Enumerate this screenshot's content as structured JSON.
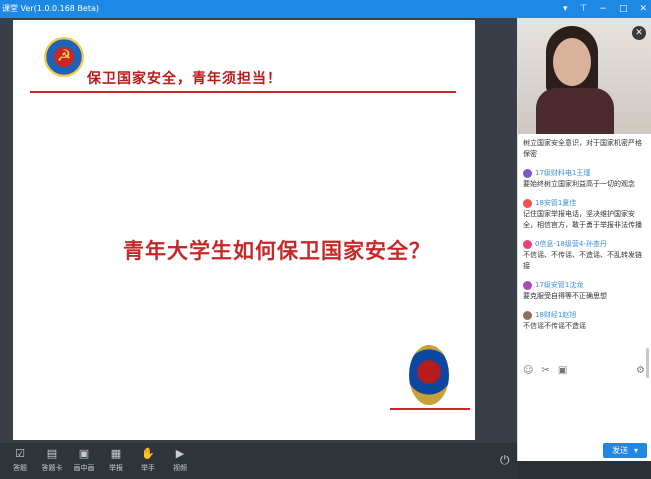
{
  "window": {
    "title": "课堂 Ver(1.0.0.168 Beta)",
    "controls": [
      "▾",
      "⊤",
      "−",
      "□",
      "✕"
    ]
  },
  "slide": {
    "slogan": "保卫国家安全，青年须担当！",
    "headline": "青年大学生如何保卫国家安全？"
  },
  "toolbar": [
    {
      "label": "答题",
      "icon": "checklist-icon"
    },
    {
      "label": "答题卡",
      "icon": "card-icon"
    },
    {
      "label": "画中画",
      "icon": "pip-icon"
    },
    {
      "label": "举报",
      "icon": "report-icon"
    },
    {
      "label": "举手",
      "icon": "hand-icon"
    },
    {
      "label": "视频",
      "icon": "video-icon"
    }
  ],
  "chat": [
    {
      "name": "",
      "text": "树立国家安全意识，对于国家机密严格保密"
    },
    {
      "name": "17级财科电1王瑾",
      "text": "要始终树立国家利益高于一切的观念"
    },
    {
      "name": "18安管1夏佳",
      "text": "记住国家举报电话，坚决维护国家安全，相信官方，敢于勇于举报非法传播"
    },
    {
      "name": "0信息-18级营4-孙查丹",
      "text": "不信谣、不传谣、不造谣、不乱转发链接"
    },
    {
      "name": "17级安管1沈龙",
      "text": "要克服受自得等不正确思想"
    },
    {
      "name": "18财经1赵旭",
      "text": "不信谣不传谣不造谣"
    }
  ],
  "input_icons": [
    "emoji-icon",
    "scissors-icon",
    "image-icon",
    "settings-icon"
  ],
  "send": {
    "label": "发送",
    "arrow": "▾"
  }
}
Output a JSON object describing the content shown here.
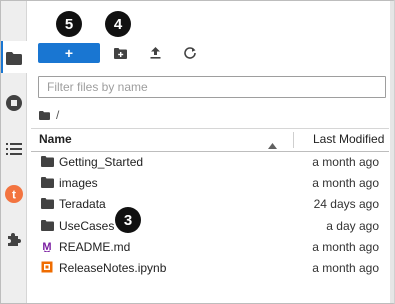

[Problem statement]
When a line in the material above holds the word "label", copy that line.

[Exercise solution]
      "label": "答题",
      "label": "答题卡",
      "label": "画中画",
      "label": "举报",
      "label": "举手",
      "label": "视频",
    "label": "发送",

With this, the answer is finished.